isation that plucks the murderer from his fancied security at the ends of the earth, that prevents the drunkard from making himself a nuisance to the public, that prevents the defective motor-bus from becoming a danger or an annoyance to the community.
Inside the building of red brick and grey stone that faces the river, and a stone's throw from the Houses of Parliament, there are men who sit planning, planning, planning. The problems of the peace of London change from day to day, from hour to hour, almost from minute to minute. Every emergency must be met, instantly, as it arises--often by diplomacy, sometimes by force. A hundred men must be thrown here, a thousand there, and trained detectives picked for special work. With swift, smooth precision, the well-oiled machinery works, and we, who only see the results, never guess at the disaster that might have befallen if a sudden strain had thrown things out of gear.

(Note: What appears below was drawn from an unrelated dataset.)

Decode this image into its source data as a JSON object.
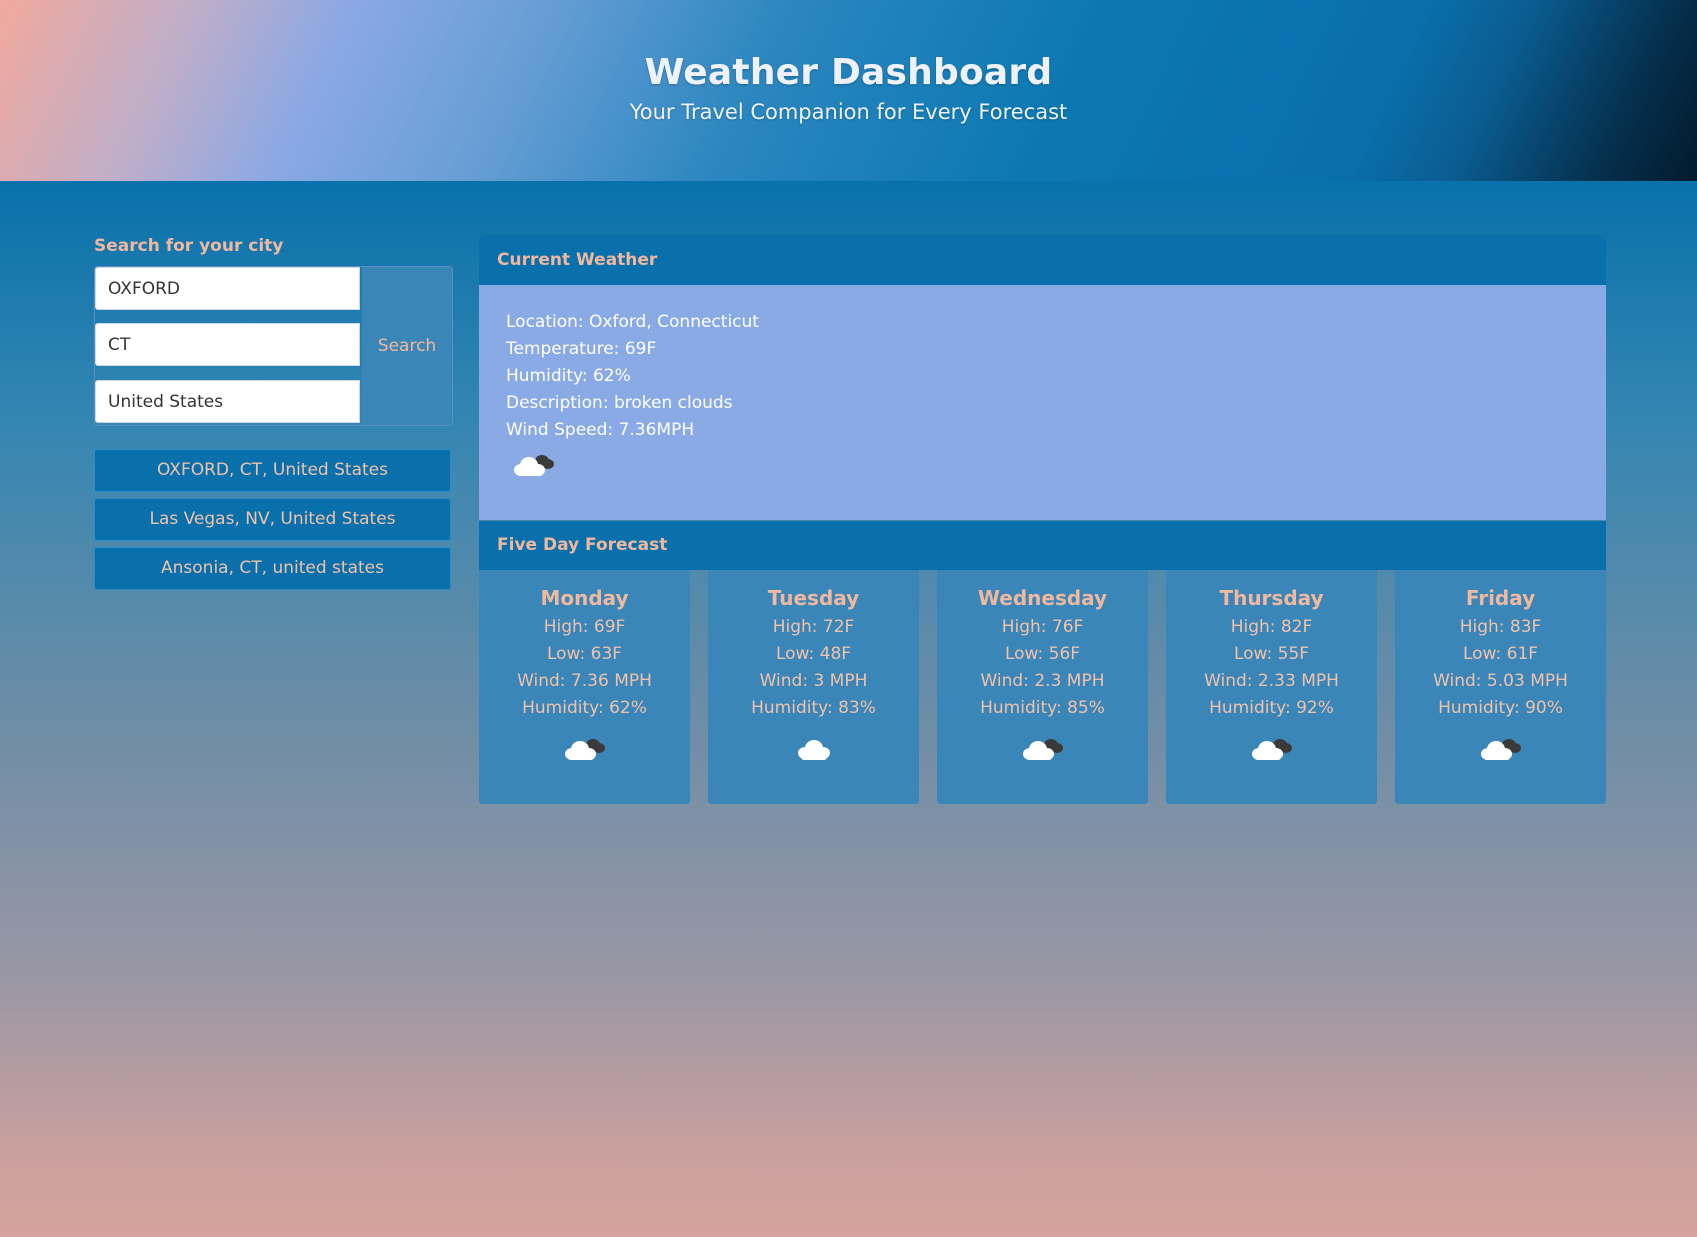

In the tangle of departments and sub-departments, bewildering to the casual obser